**What you should do:** One line at a time, check the entries below for the word "RPIServer", and copy each line that has it.

**Supplied material:**
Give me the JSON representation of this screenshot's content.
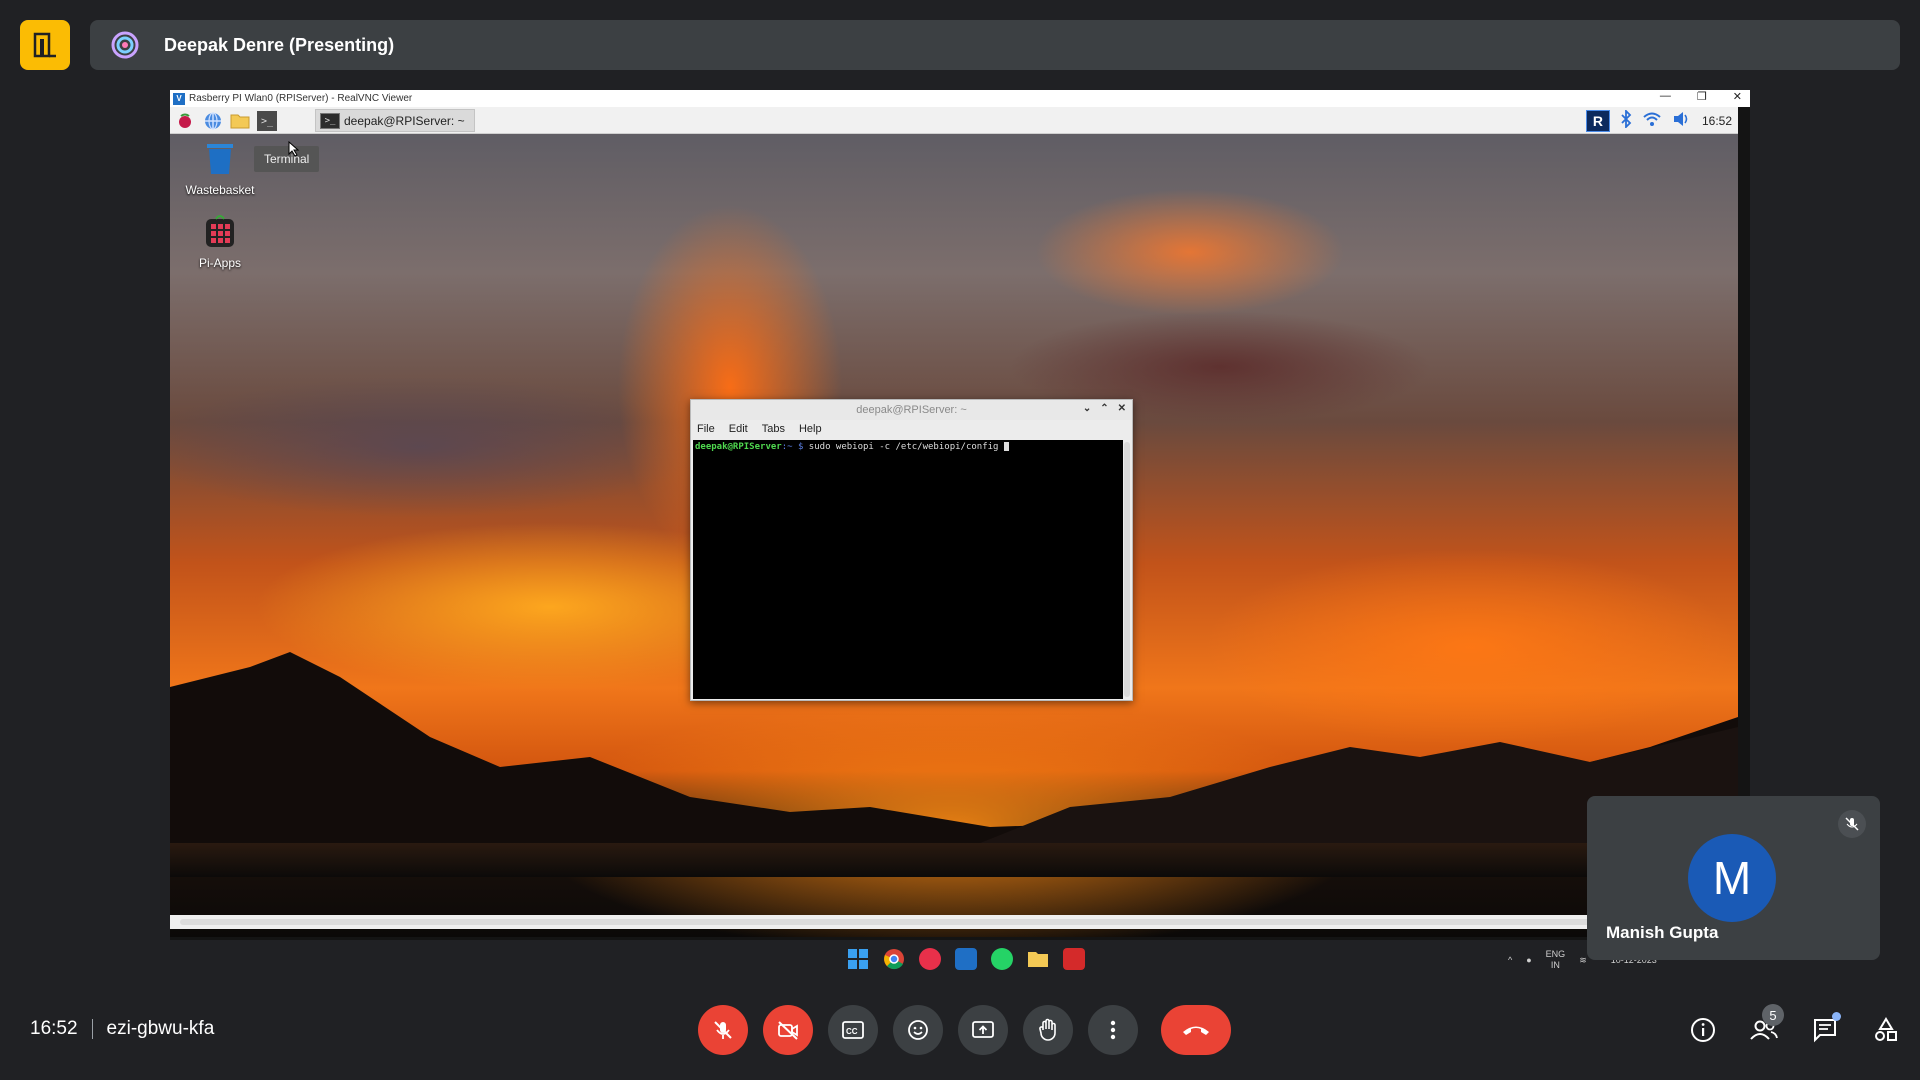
{
  "meet": {
    "presenter_label": "Deepak Denre (Presenting)",
    "time": "16:52",
    "meeting_code": "ezi-gbwu-kfa",
    "participant_count": "5",
    "participant": {
      "initial": "M",
      "name": "Manish Gupta",
      "avatar_color": "#1a5ab6"
    },
    "controls": [
      "mic-off",
      "camera-off",
      "captions",
      "emoji",
      "present",
      "raise-hand",
      "more",
      "end-call"
    ],
    "end_call_color": "#ea4335"
  },
  "vnc": {
    "window_title": "Rasberry PI Wlan0 (RPIServer) - RealVNC Viewer",
    "panel": {
      "task_label": "deepak@RPIServer: ~",
      "clock": "16:52",
      "tooltip": "Terminal"
    },
    "desktop_icons": [
      {
        "label": "Wastebasket"
      },
      {
        "label": "Pi-Apps"
      }
    ],
    "terminal": {
      "title": "deepak@RPIServer: ~",
      "menu": [
        "File",
        "Edit",
        "Tabs",
        "Help"
      ],
      "prompt_user": "deepak@RPIServer",
      "prompt_path": ":~ $",
      "command": " sudo webiopi -c /etc/webiopi/config "
    }
  },
  "windows_taskbar": {
    "lang_top": "ENG",
    "lang_bottom": "IN",
    "date": "10-12-2023"
  }
}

**Written solution:**
    "window_title": "Rasberry PI Wlan0 (RPIServer) - RealVNC Viewer",
      "task_label": "deepak@RPIServer: ~",
      "title": "deepak@RPIServer: ~",
      "prompt_user": "deepak@RPIServer",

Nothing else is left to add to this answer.